“She does a lot,” Torres said. “She teaches this one, she teaches the Lancer one, and she’s the head director of the Tournament of Roses one.”
Some of this seasons Ayanna participants have also qualified for the Tournament of Roses Honor Band. According to Torres, the students who wanted to participate had to have tried out in an audition with about 100 others from various high schools and colleges.
“Here we have three out of the Ayanna Winter Guard who will be participating,” Torres said.
Each of the participating Ayanna members has to pay a $250 fee as well as fundraise. This helps cover overnight trips and costumes.
The Ayanna Winter Guard will be participating in local competitions as well as traveling to Fresno and possibly Arizona to compete.
“The past two seasons we’ve done very well,” Torres said. “Our first season we were undefeated locally. Last year we took second in championships. These kids work hard so it pays off in the end.”
This season, the Winter Guard is mostly composed of returning members.
“At first it’s going to be hard,” said Ashley Santillana, a second year member.

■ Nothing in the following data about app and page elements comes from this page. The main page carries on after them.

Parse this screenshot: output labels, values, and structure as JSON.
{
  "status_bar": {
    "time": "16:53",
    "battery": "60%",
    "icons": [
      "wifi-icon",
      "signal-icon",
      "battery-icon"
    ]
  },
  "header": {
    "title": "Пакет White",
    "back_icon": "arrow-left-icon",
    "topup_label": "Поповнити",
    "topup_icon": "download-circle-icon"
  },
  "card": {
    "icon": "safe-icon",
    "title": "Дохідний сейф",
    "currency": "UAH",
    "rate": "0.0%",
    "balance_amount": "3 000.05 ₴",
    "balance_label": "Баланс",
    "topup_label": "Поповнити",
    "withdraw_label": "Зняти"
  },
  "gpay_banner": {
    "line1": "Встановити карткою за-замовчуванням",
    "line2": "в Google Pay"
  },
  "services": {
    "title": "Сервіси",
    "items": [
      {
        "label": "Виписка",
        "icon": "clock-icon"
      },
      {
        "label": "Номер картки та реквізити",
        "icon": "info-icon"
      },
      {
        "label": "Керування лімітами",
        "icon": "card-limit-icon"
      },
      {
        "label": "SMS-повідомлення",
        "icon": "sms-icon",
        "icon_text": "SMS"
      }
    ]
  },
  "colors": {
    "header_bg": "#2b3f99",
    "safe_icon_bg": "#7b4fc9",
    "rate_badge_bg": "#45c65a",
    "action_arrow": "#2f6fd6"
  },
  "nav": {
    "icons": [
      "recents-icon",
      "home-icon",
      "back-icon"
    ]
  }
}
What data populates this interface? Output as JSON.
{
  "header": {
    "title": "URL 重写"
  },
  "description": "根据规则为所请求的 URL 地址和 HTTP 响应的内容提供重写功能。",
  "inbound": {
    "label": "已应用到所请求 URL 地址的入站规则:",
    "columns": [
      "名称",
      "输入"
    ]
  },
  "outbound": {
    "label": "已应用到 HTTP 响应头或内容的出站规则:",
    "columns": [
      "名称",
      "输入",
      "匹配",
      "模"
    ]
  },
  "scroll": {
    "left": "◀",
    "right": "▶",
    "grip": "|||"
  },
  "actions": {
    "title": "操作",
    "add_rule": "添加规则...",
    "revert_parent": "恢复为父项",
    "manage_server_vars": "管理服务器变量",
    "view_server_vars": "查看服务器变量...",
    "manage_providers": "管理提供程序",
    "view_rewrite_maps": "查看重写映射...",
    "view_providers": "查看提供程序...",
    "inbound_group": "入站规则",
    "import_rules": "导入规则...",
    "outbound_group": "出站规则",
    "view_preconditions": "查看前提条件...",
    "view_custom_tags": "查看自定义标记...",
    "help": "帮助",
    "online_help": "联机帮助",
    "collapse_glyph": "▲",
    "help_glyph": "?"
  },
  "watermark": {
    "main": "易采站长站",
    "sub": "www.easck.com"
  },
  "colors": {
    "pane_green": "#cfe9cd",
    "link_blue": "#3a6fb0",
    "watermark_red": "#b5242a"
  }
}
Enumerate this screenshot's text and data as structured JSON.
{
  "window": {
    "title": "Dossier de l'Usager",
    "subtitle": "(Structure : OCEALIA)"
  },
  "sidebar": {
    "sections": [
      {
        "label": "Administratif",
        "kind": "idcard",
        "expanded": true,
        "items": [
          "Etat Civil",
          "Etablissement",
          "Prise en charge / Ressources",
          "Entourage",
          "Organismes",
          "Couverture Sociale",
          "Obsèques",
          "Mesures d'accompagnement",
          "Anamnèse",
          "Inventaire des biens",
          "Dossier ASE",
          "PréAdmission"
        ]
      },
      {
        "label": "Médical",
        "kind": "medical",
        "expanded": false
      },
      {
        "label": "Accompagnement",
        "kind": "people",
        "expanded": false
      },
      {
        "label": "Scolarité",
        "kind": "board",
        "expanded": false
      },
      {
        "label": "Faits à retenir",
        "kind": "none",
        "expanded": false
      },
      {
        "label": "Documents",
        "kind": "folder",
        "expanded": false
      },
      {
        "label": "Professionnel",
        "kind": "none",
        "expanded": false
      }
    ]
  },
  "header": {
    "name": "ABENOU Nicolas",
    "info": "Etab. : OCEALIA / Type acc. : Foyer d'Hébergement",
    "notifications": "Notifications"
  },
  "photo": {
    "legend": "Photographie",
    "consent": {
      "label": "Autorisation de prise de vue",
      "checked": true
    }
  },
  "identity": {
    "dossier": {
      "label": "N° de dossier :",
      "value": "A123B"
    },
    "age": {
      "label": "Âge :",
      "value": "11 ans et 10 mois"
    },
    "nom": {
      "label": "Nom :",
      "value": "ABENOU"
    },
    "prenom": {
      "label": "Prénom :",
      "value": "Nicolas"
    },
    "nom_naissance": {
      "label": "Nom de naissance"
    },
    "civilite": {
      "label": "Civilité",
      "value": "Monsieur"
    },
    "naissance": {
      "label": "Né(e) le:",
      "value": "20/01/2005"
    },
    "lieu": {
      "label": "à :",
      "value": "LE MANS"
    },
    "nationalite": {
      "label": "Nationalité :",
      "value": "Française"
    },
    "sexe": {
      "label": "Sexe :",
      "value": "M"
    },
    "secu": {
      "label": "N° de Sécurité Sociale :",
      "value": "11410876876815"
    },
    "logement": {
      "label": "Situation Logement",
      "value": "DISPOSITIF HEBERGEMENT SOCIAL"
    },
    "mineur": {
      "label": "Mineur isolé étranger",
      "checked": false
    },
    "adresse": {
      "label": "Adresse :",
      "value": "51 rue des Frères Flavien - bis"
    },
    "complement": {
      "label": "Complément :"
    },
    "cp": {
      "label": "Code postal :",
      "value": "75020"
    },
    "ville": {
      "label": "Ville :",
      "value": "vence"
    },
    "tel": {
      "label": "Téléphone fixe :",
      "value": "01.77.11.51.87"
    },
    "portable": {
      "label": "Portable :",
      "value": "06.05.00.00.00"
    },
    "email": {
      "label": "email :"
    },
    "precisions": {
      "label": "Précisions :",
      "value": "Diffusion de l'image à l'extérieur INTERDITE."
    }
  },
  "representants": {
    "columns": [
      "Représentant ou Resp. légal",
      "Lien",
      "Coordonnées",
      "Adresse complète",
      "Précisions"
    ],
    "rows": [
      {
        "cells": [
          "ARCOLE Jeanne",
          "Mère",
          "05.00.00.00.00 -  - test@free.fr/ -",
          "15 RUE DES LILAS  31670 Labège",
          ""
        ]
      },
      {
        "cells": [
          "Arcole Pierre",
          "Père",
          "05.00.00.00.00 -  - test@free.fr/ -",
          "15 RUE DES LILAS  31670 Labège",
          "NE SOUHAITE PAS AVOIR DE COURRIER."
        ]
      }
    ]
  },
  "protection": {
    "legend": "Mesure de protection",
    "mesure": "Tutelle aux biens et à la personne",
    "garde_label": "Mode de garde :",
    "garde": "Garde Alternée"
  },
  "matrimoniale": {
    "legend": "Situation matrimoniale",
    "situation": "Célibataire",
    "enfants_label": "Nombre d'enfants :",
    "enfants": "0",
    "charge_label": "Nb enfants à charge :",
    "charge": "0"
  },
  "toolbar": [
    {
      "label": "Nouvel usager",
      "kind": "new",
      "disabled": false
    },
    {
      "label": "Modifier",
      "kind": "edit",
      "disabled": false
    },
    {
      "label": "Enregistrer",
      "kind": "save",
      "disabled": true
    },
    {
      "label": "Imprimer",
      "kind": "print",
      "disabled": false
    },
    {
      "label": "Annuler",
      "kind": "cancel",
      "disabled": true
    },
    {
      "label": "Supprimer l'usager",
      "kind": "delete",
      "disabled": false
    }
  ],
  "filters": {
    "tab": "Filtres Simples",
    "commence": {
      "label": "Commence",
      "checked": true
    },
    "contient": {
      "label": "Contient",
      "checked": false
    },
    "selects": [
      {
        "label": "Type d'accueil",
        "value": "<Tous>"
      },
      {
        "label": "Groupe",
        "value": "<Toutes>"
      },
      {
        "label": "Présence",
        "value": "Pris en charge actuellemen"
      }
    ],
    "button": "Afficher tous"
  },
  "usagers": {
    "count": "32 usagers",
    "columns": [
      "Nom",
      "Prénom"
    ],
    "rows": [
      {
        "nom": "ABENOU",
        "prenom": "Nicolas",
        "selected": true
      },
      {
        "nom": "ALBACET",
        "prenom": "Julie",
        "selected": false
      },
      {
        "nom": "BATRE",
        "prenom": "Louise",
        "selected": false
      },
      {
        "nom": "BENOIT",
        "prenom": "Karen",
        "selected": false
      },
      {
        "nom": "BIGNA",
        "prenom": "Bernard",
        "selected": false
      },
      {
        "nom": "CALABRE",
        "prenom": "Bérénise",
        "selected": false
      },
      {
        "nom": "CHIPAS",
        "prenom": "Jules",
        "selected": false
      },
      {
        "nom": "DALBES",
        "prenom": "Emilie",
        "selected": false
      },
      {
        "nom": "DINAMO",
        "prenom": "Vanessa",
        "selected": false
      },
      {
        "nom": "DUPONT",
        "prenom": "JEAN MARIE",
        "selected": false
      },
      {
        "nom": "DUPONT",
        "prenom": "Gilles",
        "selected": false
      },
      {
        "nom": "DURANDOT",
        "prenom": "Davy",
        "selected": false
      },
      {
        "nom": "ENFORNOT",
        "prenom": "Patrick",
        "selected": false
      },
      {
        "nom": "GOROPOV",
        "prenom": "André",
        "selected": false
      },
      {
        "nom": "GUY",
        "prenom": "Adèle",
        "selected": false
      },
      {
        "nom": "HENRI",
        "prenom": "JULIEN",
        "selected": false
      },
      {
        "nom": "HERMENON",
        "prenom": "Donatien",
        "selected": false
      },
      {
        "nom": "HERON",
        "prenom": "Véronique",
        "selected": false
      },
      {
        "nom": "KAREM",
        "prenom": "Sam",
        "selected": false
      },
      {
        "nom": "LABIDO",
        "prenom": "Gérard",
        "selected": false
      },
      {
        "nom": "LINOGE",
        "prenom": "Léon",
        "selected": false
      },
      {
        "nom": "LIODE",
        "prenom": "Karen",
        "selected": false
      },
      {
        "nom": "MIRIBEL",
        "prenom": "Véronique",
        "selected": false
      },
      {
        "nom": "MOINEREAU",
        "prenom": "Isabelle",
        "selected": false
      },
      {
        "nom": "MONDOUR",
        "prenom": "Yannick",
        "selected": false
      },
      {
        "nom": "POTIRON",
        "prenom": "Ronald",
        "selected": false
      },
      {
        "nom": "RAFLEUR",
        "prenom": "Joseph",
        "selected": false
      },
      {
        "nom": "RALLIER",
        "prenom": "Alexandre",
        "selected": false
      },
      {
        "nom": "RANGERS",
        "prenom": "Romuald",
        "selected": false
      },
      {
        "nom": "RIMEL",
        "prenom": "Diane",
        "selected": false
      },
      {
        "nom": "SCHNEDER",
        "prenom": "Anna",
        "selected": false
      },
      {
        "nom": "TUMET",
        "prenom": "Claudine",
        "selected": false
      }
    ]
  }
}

The beginning of the Winter Guard season is filled with drills as new and returning students practice with flags, sabers, and rifles as well as learning new dance routines.
“The finished production hasn’t been set in stone. We’re just in the beginning stages,” Torres said. “They’ll review techniques. We’ll go through each piece of equipment. Into the season when we have our production set we clean up the dirty edges for their competitions.”
The Ayanna Winter Guard takes part in the Southern California Championships and the State Championships.
Winter Guard competitions are based on points, which the participants earn by not dropping their props and their body alignments when moving. In total there are three judges that watch out for mistakes; an equipment judge, a separate movement judge, and a general effects judge.
“These kids handle it well,” Torres said. “I call them kids, but their adults. The handle it very well and people outside looking in say ‘I can handle this, I can do this perfectly,’ but once you hand them a flag and tell them to spin it and walk at the same time it’s a whole new ballgame for anyone.”
The first competition that Ayanna will be participating in is on January 30th at the Southern California level.
“State Championships get very intense,” said Torres. “But at the end of the day as long as the members are having a good time and making memories, that’s what matters to us.”
- Former Olympic medalist to coach cross country - July 6, 2016
- Exchange program sends students to Germany and Japan - April 20, 2016
- Director goes extra mile for disadvantaged students - April 13, 2016